“Leading remotely makes the complex role of leading even more complex. It takes new skills to get better results. – Kevin Eikenberry
The world is driven by technology, which has transformed how we communicate, behave and consume information. Research shows over 40% of full time workers are working remotely and that number is rapidly increasing over the next decade. Telecommuting is on a global scale raising the demand for more effective borderless communication and engagement.
Having remote employees and teams brings a unique challenge to leadership, whether you are an entrepreneur running a startup, or a senior leader of a well-established organization. The ability to maintain morale, productivity and innovation between locations and teams will continue to be a challenge for the foreseeable future.
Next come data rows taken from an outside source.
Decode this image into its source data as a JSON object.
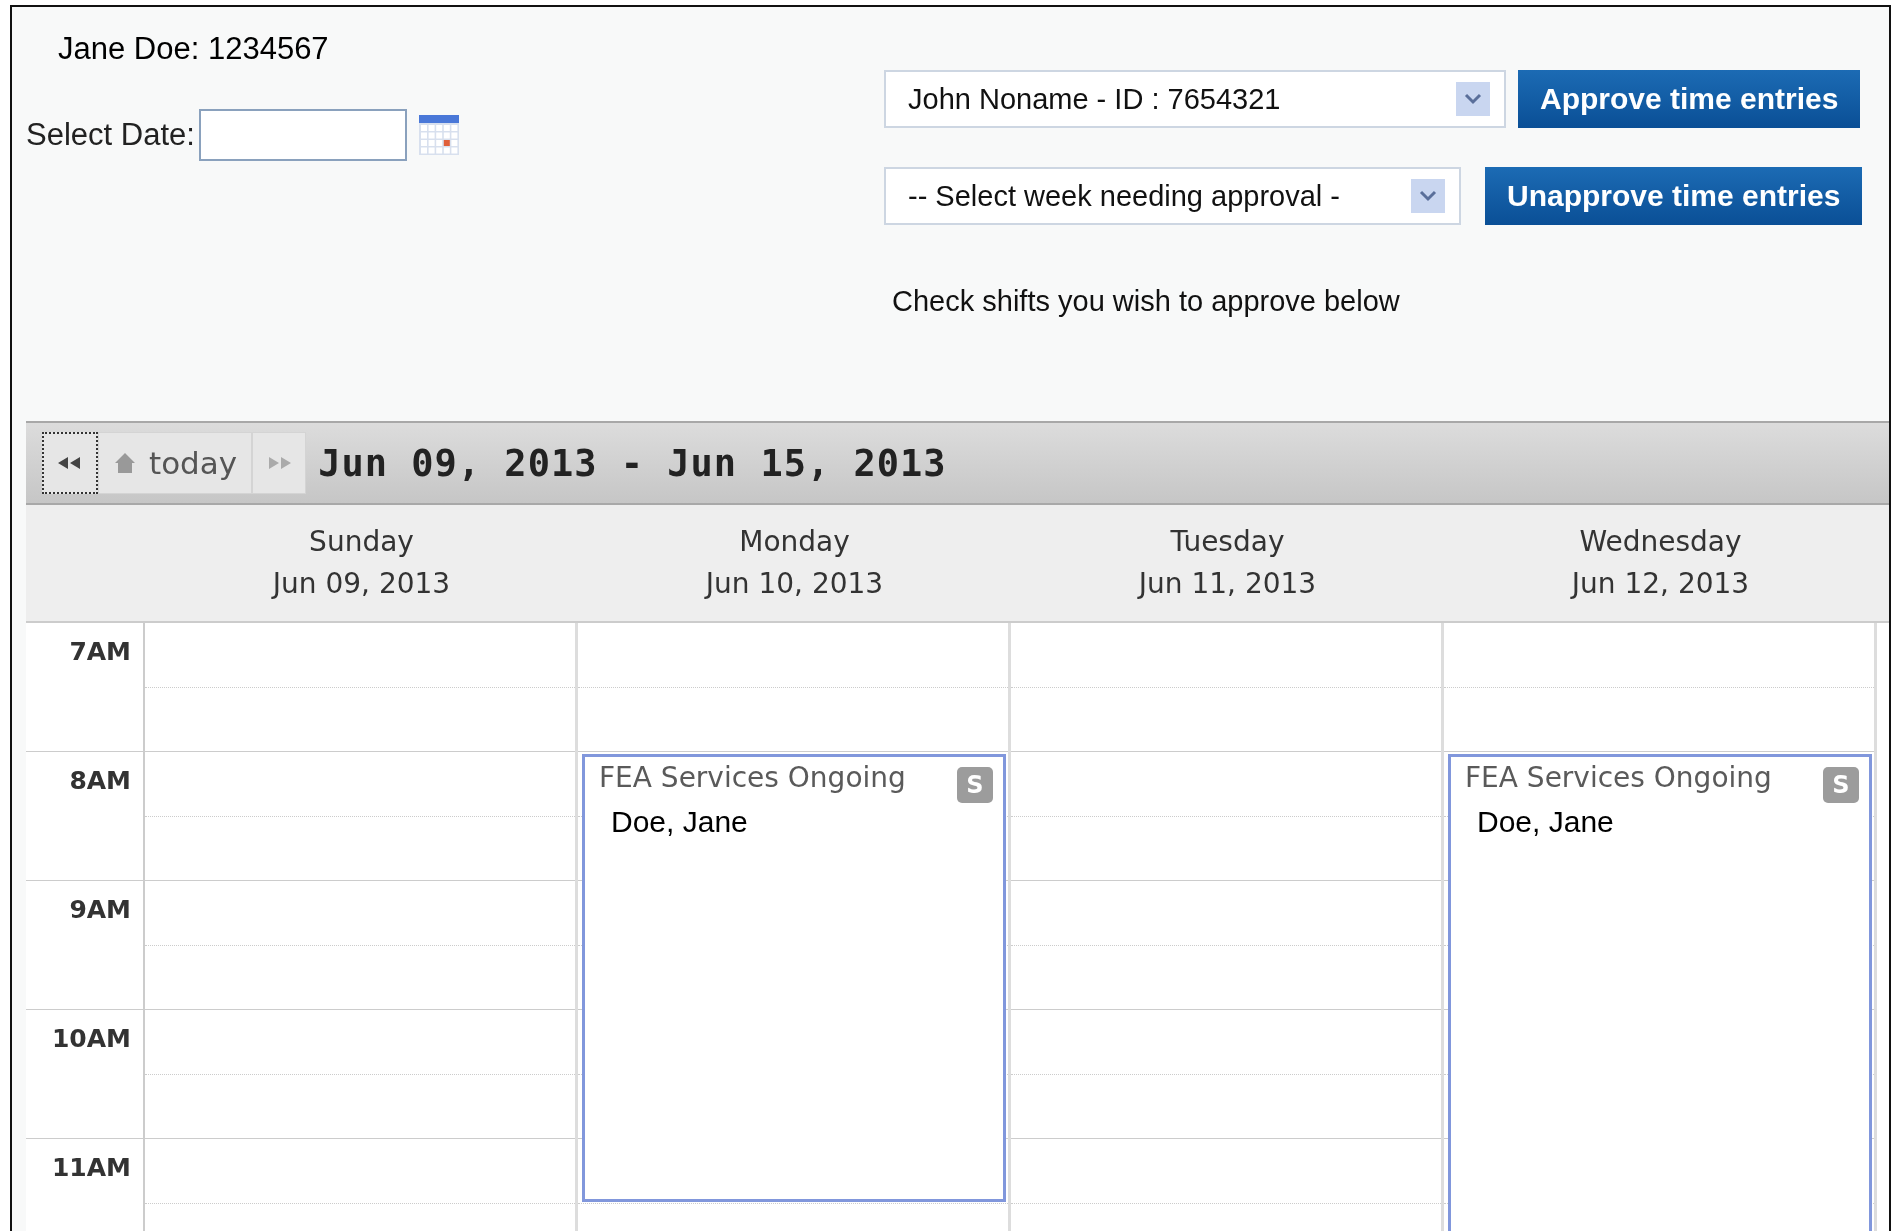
{
  "user_label": "Jane Doe: 1234567",
  "date_field": {
    "label": "Select Date:"
  },
  "employee_select": {
    "value": "John Noname - ID : 7654321"
  },
  "week_select": {
    "value": "-- Select week needing approval -"
  },
  "buttons": [
    "Approve time entries",
    "Unapprove time entries"
  ],
  "instruction": "Check shifts you wish to approve below",
  "calendar": {
    "today": "today",
    "range": "Jun 09, 2013 - Jun 15, 2013",
    "hours": [
      "7AM",
      "8AM",
      "9AM",
      "10AM",
      "11AM"
    ],
    "days": [
      {
        "name": "Sunday",
        "date": "Jun 09, 2013"
      },
      {
        "name": "Monday",
        "date": "Jun 10, 2013",
        "events": [
          {
            "title": "FEA Services Ongoing",
            "badge": "S",
            "person": "Doe, Jane"
          }
        ]
      },
      {
        "name": "Tuesday",
        "date": "Jun 11, 2013"
      },
      {
        "name": "Wednesday",
        "date": "Jun 12, 2013",
        "events": [
          {
            "title": "FEA Services Ongoing",
            "badge": "S",
            "person": "Doe, Jane"
          }
        ]
      }
    ]
  }
}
Here are 6 Approaches to Lead Remotely:
1. Use Collaborative Technology
Implementing more visual correspondence is key. FaceTime, Zoom, Skype, and Google Hangouts are great tools that allow us to interact in the most natural way, which includes non-verbal communication. Video allows you to gauge someone’s mood or see whether something might be wrong. Paying heed to non verbal cues can foster a more proactive resolution to problems and increase the ability to build a rapport.
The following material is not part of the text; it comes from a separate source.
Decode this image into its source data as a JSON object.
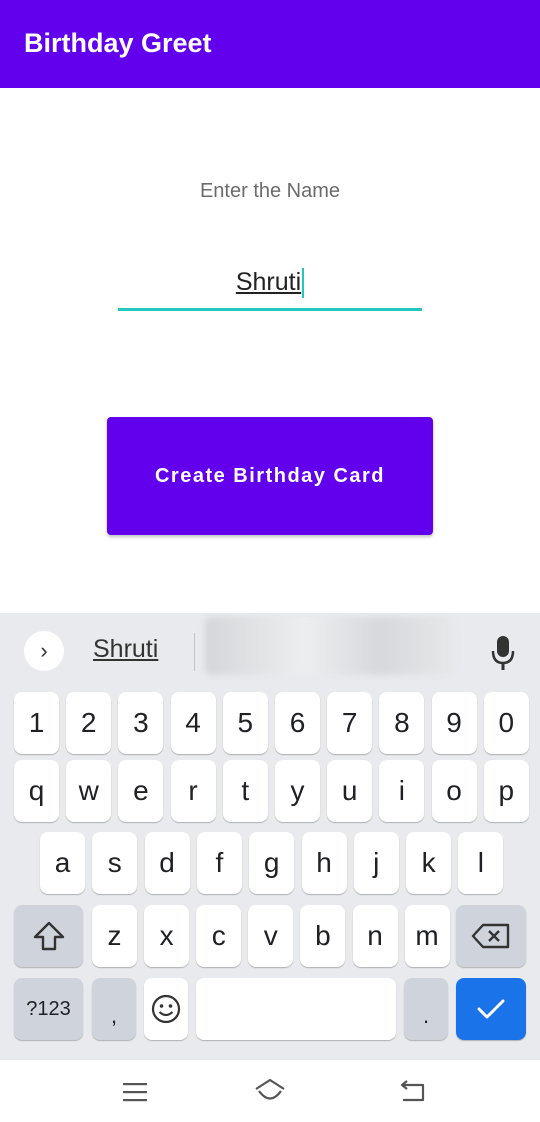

Don’t forget to integrate individual web applications to a unified platform like DropBox, Google Drive, or Slack and make sure your calendar is visible so you can easily make appointments and build a community connection.
2. Check in Regularly
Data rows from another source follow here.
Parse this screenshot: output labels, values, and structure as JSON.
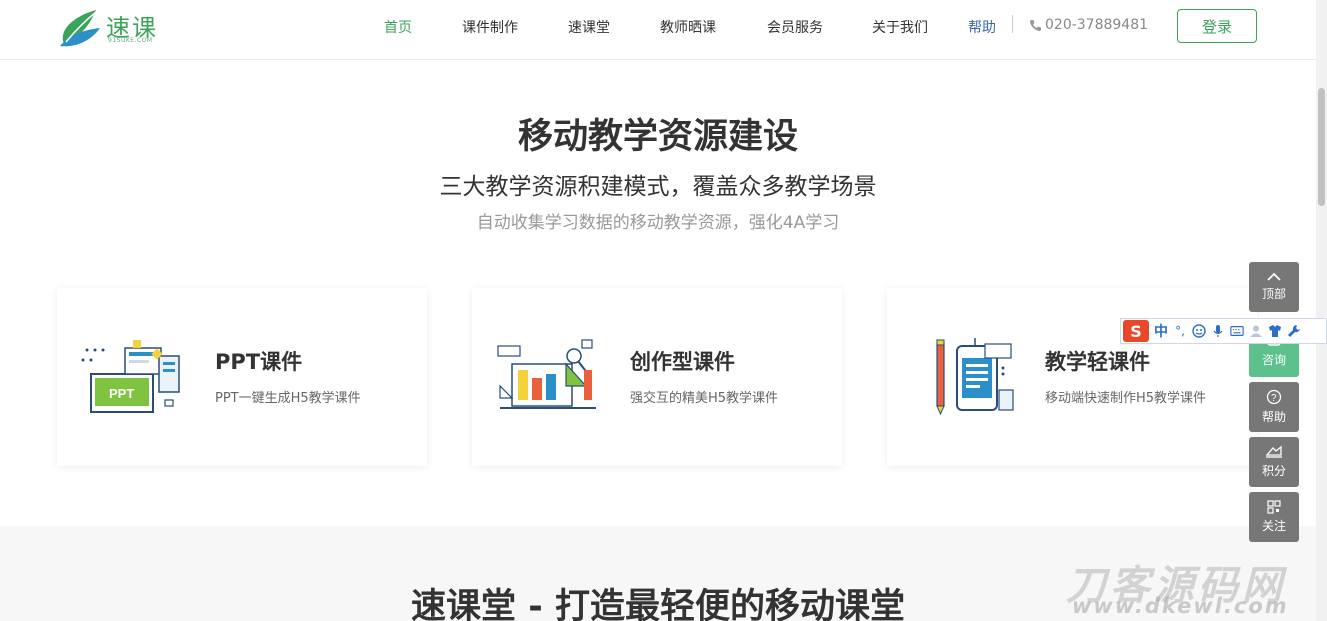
{
  "header": {
    "logo_name": "速课",
    "logo_sub": "91SUKE.COM",
    "nav": [
      "首页",
      "课件制作",
      "速课堂",
      "教师晒课",
      "会员服务",
      "关于我们",
      "帮助"
    ],
    "phone": "020-37889481",
    "login": "登录"
  },
  "section1": {
    "title": "移动教学资源建设",
    "subtitle": "三大教学资源积建模式，覆盖众多教学场景",
    "subtitle2": "自动收集学习数据的移动教学资源，强化4A学习",
    "cards": [
      {
        "title": "PPT课件",
        "desc": "PPT一键生成H5教学课件",
        "badge": "PPT"
      },
      {
        "title": "创作型课件",
        "desc": "强交互的精美H5教学课件"
      },
      {
        "title": "教学轻课件",
        "desc": "移动端快速制作H5教学课件"
      }
    ]
  },
  "section2": {
    "title": "速课堂 - 打造最轻便的移动课堂"
  },
  "side": [
    "顶部",
    "咨询",
    "帮助",
    "积分",
    "关注"
  ],
  "ime": {
    "logo": "S",
    "lang": "中",
    "punct": "°,"
  },
  "watermark": {
    "line1": "刀客源码网",
    "line2": "www.dkewl.com"
  },
  "colors": {
    "brand_green": "#3aa55a",
    "side_gray": "#777777",
    "side_green": "#5cc18a"
  }
}
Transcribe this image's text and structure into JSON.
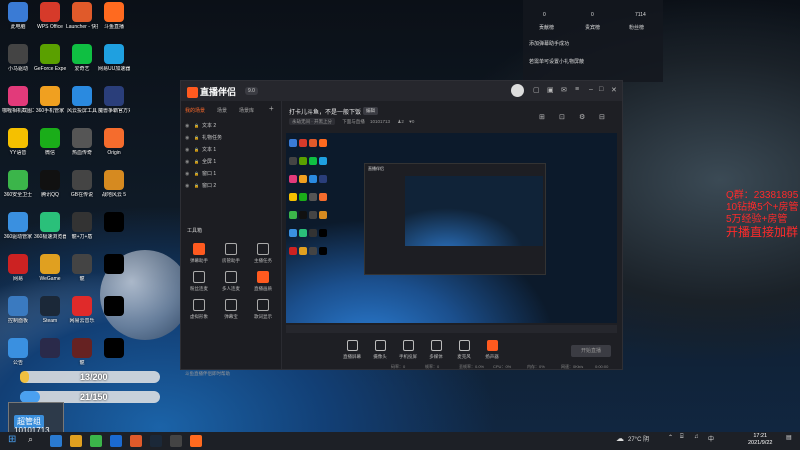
{
  "desktop": {
    "icons": [
      {
        "label": "此电脑",
        "color": "#3a7bd5"
      },
      {
        "label": "WPS Office",
        "color": "#d63a2a"
      },
      {
        "label": "Launcher - 快捷方式",
        "color": "#e05a2a"
      },
      {
        "label": "斗鱼直播",
        "color": "#ff6a1f"
      },
      {
        "label": "小马驱动",
        "color": "#444"
      },
      {
        "label": "GeForce Experience",
        "color": "#5aa000"
      },
      {
        "label": "爱奇艺",
        "color": "#0fbf42"
      },
      {
        "label": "网易UU加速器",
        "color": "#1fa0e0"
      },
      {
        "label": "咖喱相机截图工具",
        "color": "#e23a7a"
      },
      {
        "label": "360手机管家",
        "color": "#f0a020"
      },
      {
        "label": "风云投屏工具",
        "color": "#2a8ae0"
      },
      {
        "label": "魔兽争霸官方对战平台",
        "color": "#2a3e7a"
      },
      {
        "label": "YY语音",
        "color": "#f5c000"
      },
      {
        "label": "微信",
        "color": "#1aad19"
      },
      {
        "label": "热血传奇",
        "color": "#555"
      },
      {
        "label": "Origin",
        "color": "#f56c2d"
      },
      {
        "label": "360安全卫士",
        "color": "#3bb54a"
      },
      {
        "label": "腾讯QQ",
        "color": "#111"
      },
      {
        "label": "GB在传说",
        "color": "#444"
      },
      {
        "label": "战地风云 5",
        "color": "#d68a20"
      },
      {
        "label": "360驱动管家",
        "color": "#3a90e0"
      },
      {
        "label": "360极速浏览器",
        "color": "#2ac07a"
      },
      {
        "label": "龍+刀+盾",
        "color": "#333"
      },
      {
        "label": "",
        "color": "#000"
      },
      {
        "label": "网易",
        "color": "#c22"
      },
      {
        "label": "WeGame",
        "color": "#e0a020"
      },
      {
        "label": "龍",
        "color": "#444"
      },
      {
        "label": "",
        "color": "#000"
      },
      {
        "label": "控制面板",
        "color": "#3a7ac0"
      },
      {
        "label": "Steam",
        "color": "#1b2838"
      },
      {
        "label": "网易云音乐",
        "color": "#e02a2a"
      },
      {
        "label": "",
        "color": "#000"
      },
      {
        "label": "公告",
        "color": "#3a90e0"
      },
      {
        "label": "",
        "color": "#2a2a4a"
      },
      {
        "label": "龍",
        "color": "#662222"
      },
      {
        "label": "",
        "color": "#000"
      }
    ],
    "progress1": {
      "text": "13/200",
      "value": 0.065
    },
    "progress2": {
      "text": "21/150",
      "value": 0.14
    },
    "streamer_badge": "超管组",
    "streamer_id": "10101713",
    "red_info": [
      "Q群：23381895",
      "10钻换5个+房管",
      "5万经验+房管",
      "开播直接加群"
    ],
    "top_panel": {
      "stats": [
        "0",
        "0",
        "7114"
      ],
      "tabs": [
        "贡献榜",
        "贵宾榜",
        "粉丝榜"
      ],
      "msg1": "添加弹幕助手成功",
      "msg2": "若需单可设置小礼物屏蔽"
    }
  },
  "app": {
    "title": "直播伴侣",
    "version": "9.0",
    "left_tabs": [
      "我的场景",
      "场景",
      "场景库"
    ],
    "sources": [
      "文本 2",
      "礼物任务",
      "文本 1",
      "全屏 1",
      "窗口 1",
      "窗口 2"
    ],
    "tools_title": "工具箱",
    "tools": [
      {
        "label": "弹幕助手",
        "hot": true
      },
      {
        "label": "房管助手",
        "hot": false
      },
      {
        "label": "主播任务",
        "hot": false
      },
      {
        "label": "粉丝连麦",
        "hot": false
      },
      {
        "label": "多人连麦",
        "hot": false
      },
      {
        "label": "直播画质",
        "hot": true
      },
      {
        "label": "虚拟形象",
        "hot": false
      },
      {
        "label": "弹幕宝",
        "hot": false
      },
      {
        "label": "歌词显示",
        "hot": false
      }
    ],
    "status_text": "斗鱼直播伴侣即时帮助",
    "stream_title": "打卡儿斗鱼，不是一般下饭",
    "edit_label": "编辑",
    "category": "永劫无间 · 开黑上分",
    "room_label": "下面与直播",
    "room_id": "10101713",
    "counts": [
      "2",
      "0"
    ],
    "bottom_buttons": [
      {
        "label": "直播屏幕",
        "red": false
      },
      {
        "label": "摄像头",
        "red": false
      },
      {
        "label": "手机投屏",
        "red": false
      },
      {
        "label": "多媒体",
        "red": false
      },
      {
        "label": "麦克风",
        "red": false
      },
      {
        "label": "扬声器",
        "red": true
      }
    ],
    "go_live": "开始直播",
    "stats": [
      "码率：0",
      "帧率：0",
      "丢帧率：0.0%",
      "CPU：0%",
      "内存：0%",
      "网速：0Kb/s",
      "0:00:00"
    ]
  },
  "taskbar": {
    "icon_colors": [
      "#2a7ad0",
      "#e0a020",
      "#3bb54a",
      "#1b6ad0",
      "#e05a2a",
      "#1b2838",
      "#444",
      "#ff6a1f"
    ],
    "weather": "27°C 阴",
    "time": "17:21",
    "date": "2021/9/22"
  }
}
Master the art of speaking about goals, but also take the time to share what is happening in the here and now so that your employees have a holistic view. Create predictability on when certain launches will occur by establishing specific dates and times. Given that your employees are offsite, it’s important to truly understand their motivations and interests outside work to build team morale. Of course there will be times where it is clear the chat needs to be about getting things done and executing, but that should not be your only focus. Talking only about business won’t provide an engaged, enthusiastic work environment.
3. Create a Game plan for Meetings
Your meetings should be an opportunity for your employees to be influential and collaborative. Whether they are recurring or one-off meetings, it’s essential to involve all of your remote workers. Sharing updates on business development allows employees to visualize the bigger picture. Everyone wants to be part of something big and get paid for it.
Lead the meetings by reversing the roles. Encourage ownership of action; it solicits contributions and innovation. Ask your team members for their assessment on what has been done, whether they believe it’s going well, the roadblocks they have encountered and most importantly what help do they need from you. Let them drive the conversation but ask questions that will prompt them to explore possibilities and pitfalls. Talk less, listen more.
4. Balance Time Zones
Having remote employees across multiple time zones and maintaining inclusive meetings is challenging. There will always be an outlier for whom the timing is not ideal. Promoting team cohesiveness and active participation requires adjusting the schedule to be balanced where the majority of remote employees can attend without overlooking those that can’t. Accommodating to time zones on a rotational basis alleviates the concern of “one-sidedness”.
5. Career Paths Matter
Don’t forget the career aspirations of your remote employees as they can easily fall into an “out of sight, out of mind” funk. Remote employees have the same aspirations and career desires as those who are in the office. Assess who these professionals are and map out their goals so that they feel part of the whole.
Schedule one-on-one meetings with an established date and time; block out more time as needed. You no longer have the luxury of impromptu conversations in the office which helps build rapport, so your discussions need to be longer and touch several different topics. Most importantly, try not to cancel the meeting. Remote employees already feel distant from the group and cancelling long standing appointments is never good. Setting aside blocks of time on your calendar specifically allocated for your remote employees will help to keep you disciplined.
6. Set Expectations
Define clear lines of accountability, including what is expected on a daily, weekly, and monthly basis. How will you measure success? Be deliberate on how ongoing interactions will occur. Agree on time boundaries like responding to emails, phone calls, and working in the evenings or weekends. Less time with each other requires greater clarity to stay focused on the goals vs the accomplishments.
All these tactics contribute to a healthy, progressive work environment for those who work remotely and those in office. The idea is to be as cohesive and collaborative as possible so that your team easily work towards a common goal.